The Economic Crime and Corporate Transparency Act 2023 (ECCTA)
The Economic Crime and Corporate Transparency Act 2023 (ECCTA) is the next step being taken by the UK government to address economic crime and improve the transparency of corporate entities with royal assent received on 26 October 2023.
The new ECCTA introduces a new ‘failure to prevent’ regime, addressing fraud, including cheating the public revenue alongside other measures. The ECCTA also introduces a new test for ‘corporate criminal liability’ which amends the ‘identification principle’ making it easier for corporate entities to be the subject of prosecution.
15th January 2024
Clive Barron See profile
Organisations may be held to account if they profit from fraud committed by an ‘associated person’.
An associated person is defined as an employee, agent or subsidiary of the relevant organisation, an employee of a subsidiary, or a person who otherwise performs services for or on behalf of the organisation, so the scope of liability is wide ranging.
An organisation will be criminally liable where such a person commits a fraud intending to benefit the organisation, or any person to whom the associate provides services on behalf of the organisation, and the organisation did not have ‘reasonable procedures’ in place to prevent the fraud.
Fraud consists of a number of offences and includes cheating the public revenue, false accounting, fraudulent trading, and fraud as defined in the Fraud Act 2006.
The ECCTA relies on associated guidance. As this guidance is not yet available under ECCTA, the rules relating to ‘failure to prevent fraud’ can’t yet take effect. The guidance is anticipated to be published during 2024, though no specific date has been given.
The focus of ECCTA is on fraud and larger organisations only. ‘Larger organisation’ is defined as large bodies corporate and partnerships, and also large not for profit organisations, such as charities and incorporated public bodies, all of which must satisfy at least two of the following requirements in the financial year preceding the year of the fraud offence:
- Turnover of more than £36 million
- Total assets of more than £18 million
- An average of more than 250 employees
It is anticipated that ECCTA guidance will stipulate that ‘reasonable prevention measures’ are in place. This will include the need for a specific fraud risk assessment.
It will be a defence, if an organisation can demonstrate that, at the time of the fraud, it had ‘reasonable procedures’ in place to prevent fraud, or that it was not reasonable in the circumstances to expect such procedures to be in place.
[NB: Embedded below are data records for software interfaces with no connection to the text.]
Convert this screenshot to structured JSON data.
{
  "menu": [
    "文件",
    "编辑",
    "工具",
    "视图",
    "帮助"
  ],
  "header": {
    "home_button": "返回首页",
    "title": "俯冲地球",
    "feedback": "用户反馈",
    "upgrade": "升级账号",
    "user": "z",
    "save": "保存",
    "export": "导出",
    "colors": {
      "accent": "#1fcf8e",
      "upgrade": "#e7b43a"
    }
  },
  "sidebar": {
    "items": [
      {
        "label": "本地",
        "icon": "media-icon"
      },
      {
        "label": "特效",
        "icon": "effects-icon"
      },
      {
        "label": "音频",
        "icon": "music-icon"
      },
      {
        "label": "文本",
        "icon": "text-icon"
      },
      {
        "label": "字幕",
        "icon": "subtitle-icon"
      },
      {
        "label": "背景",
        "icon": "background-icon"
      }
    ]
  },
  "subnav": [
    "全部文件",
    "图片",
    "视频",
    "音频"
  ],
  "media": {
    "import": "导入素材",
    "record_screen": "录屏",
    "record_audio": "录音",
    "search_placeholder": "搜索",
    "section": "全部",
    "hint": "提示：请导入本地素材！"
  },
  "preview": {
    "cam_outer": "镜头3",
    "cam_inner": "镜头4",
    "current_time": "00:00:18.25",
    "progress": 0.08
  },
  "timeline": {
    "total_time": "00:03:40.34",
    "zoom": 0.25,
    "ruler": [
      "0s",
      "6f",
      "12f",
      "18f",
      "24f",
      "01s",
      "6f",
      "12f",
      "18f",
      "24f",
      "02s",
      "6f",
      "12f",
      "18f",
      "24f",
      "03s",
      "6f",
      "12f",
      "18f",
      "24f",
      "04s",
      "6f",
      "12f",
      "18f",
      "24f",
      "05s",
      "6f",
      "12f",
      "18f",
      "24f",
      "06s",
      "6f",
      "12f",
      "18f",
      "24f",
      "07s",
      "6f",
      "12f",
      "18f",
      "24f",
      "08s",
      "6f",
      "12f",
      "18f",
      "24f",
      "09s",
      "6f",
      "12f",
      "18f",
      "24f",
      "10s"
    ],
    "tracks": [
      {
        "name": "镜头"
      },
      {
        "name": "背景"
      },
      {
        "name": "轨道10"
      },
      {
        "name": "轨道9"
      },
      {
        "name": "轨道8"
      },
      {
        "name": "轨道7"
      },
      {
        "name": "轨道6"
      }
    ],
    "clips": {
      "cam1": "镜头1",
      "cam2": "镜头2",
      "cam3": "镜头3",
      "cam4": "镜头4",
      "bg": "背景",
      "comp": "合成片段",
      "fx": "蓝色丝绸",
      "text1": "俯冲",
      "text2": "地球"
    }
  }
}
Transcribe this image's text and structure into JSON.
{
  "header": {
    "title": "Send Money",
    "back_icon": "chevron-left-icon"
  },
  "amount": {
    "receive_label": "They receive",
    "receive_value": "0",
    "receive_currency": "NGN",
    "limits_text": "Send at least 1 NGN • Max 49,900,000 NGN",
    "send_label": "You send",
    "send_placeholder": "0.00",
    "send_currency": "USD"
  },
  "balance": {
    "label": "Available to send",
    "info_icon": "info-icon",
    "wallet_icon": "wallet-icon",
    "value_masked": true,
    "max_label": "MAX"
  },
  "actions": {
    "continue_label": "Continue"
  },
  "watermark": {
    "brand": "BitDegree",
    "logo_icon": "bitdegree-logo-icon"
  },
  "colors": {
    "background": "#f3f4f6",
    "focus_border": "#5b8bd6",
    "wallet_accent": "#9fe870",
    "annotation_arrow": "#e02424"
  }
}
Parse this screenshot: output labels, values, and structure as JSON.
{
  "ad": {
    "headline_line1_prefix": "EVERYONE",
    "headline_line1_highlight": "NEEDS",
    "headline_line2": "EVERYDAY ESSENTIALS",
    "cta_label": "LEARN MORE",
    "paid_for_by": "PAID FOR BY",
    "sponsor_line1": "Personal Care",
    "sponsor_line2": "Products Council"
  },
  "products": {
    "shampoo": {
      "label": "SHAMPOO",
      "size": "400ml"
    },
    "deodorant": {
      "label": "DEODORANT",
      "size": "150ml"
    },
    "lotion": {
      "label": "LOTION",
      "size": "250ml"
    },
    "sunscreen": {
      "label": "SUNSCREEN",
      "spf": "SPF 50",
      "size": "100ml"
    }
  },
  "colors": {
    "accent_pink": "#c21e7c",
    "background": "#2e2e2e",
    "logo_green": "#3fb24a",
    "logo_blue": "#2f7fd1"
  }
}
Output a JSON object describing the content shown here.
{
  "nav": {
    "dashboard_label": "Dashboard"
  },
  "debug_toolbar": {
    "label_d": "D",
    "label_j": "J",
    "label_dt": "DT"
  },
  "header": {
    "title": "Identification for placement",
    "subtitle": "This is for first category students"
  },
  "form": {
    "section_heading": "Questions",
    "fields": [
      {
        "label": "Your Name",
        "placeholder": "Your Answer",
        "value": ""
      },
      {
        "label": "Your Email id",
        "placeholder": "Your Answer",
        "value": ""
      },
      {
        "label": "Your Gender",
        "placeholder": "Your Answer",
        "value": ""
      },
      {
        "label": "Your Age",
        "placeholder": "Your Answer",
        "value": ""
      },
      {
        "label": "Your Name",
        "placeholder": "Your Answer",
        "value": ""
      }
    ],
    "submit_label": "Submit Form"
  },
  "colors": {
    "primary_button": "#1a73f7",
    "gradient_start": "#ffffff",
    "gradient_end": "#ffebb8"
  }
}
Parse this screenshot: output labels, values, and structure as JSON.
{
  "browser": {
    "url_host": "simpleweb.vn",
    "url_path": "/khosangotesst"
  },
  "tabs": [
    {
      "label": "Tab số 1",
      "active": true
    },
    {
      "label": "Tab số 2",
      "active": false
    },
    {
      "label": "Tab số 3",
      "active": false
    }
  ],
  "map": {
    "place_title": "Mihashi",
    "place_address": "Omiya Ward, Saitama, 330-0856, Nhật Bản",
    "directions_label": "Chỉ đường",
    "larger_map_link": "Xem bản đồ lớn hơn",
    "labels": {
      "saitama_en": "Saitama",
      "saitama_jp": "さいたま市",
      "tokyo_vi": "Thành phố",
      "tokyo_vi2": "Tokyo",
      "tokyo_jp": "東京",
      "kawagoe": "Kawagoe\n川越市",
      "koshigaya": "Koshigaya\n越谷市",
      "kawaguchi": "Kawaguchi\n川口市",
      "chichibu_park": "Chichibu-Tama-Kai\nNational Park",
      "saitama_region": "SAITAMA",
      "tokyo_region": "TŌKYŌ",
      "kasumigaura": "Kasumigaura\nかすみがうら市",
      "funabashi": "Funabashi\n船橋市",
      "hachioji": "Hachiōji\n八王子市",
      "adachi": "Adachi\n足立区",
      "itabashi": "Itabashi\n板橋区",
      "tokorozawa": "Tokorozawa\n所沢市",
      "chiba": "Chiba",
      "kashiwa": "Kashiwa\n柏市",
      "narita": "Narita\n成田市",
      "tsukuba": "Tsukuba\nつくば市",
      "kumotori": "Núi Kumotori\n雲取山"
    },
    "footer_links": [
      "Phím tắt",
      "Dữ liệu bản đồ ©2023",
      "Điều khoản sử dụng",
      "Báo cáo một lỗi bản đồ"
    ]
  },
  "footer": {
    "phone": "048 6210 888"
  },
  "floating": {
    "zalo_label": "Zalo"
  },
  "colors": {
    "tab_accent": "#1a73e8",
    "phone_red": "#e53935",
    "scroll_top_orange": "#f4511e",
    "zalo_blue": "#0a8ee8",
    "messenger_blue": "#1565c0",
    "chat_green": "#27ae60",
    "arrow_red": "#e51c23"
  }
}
Companies will be exempt from prosecution if the organisation is the actual or intended victim of the fraud.
The ECCTA expands the ‘identification principle’ which applies in attributing liability to corporates for economic crimes. The ‘identification principle’ is the principle that, under current law, a company can only be criminally liable where the commission of the offence can be attributed to anyone who was the “directing mind and will” of the company.
Establishing who might be the ‘directing mind and will’ has up until now been difficult, especially for larger entities.
The ECCTA extends the common law definition of ‘directing mind and will’ to include acts of senior managers, so that a company or partnership can now be convicted if a senior manager acting within the actual or apparent scope of their authority commits an economic crime.
From 26 December 2023 (two months from Royal Assent) companies of all sizes, will be criminally liable if a ‘senior manager’ commits an offence within their authority or encourages it. It will not be necessary to show that anyone who was the ‘directing mind and will’ of the company was involved.
Currently, the scope of the reforms will apply to specified economic crimes including bribery, money laundering, fraud, false accounting, fraudulent trading, and other related offences. The Government has committed to extending the policy to cover all criminal offences in future.
In deciding who is a senior manager for these purposes, the ECCTA focuses on the roles and responsibilities of an individual rather than their job title. A senior manager will be someone who plays a significant role in making management decisions about all or a substantial part of the organisation’s activities, or in actually managing or organising those activities.
For an organisation to be culpable for the offences committed by a senior manager, the senior manager must commit the relevant criminal act in the ‘actual or apparent’ course of their duties.
Who is a senior manager within an organisation will be determined on a ‘case by case’ basis, with regard given to their role and responsibilities in decision making or organisational management.
The changes are intended to make it easier to prosecute a company for criminal misconduct by focussing on the role and responsibility of the individual who has committed the relevant crime, rather than just their job title. As well as making it easier to prosecute, the change is intended to clarify the law with the longer-term objective of reducing crime.
The reasonable procedures defence that applies for failure to prevent fraud will not apply in cases of corporate criminal liability and neither will the exemption for companies which are the actual or intended victim of the crime.
Alongside these changes, the ECCTA also makes a number of changes to Companies Act 2006, to incorporate a host of new measures, including a requirement for all new and existing company directors to file identity verification documents, restrictions as to who can file documents with Companies House, changes to company record keeping requirements, the use of Corporate Directors and giving Companies House new powers if they suspect that a document has been filed fraudulently.
If you would like further information as to how the ECCTA 2023 will impact your company or organisation, please contact a member of the tax team at Old Mill.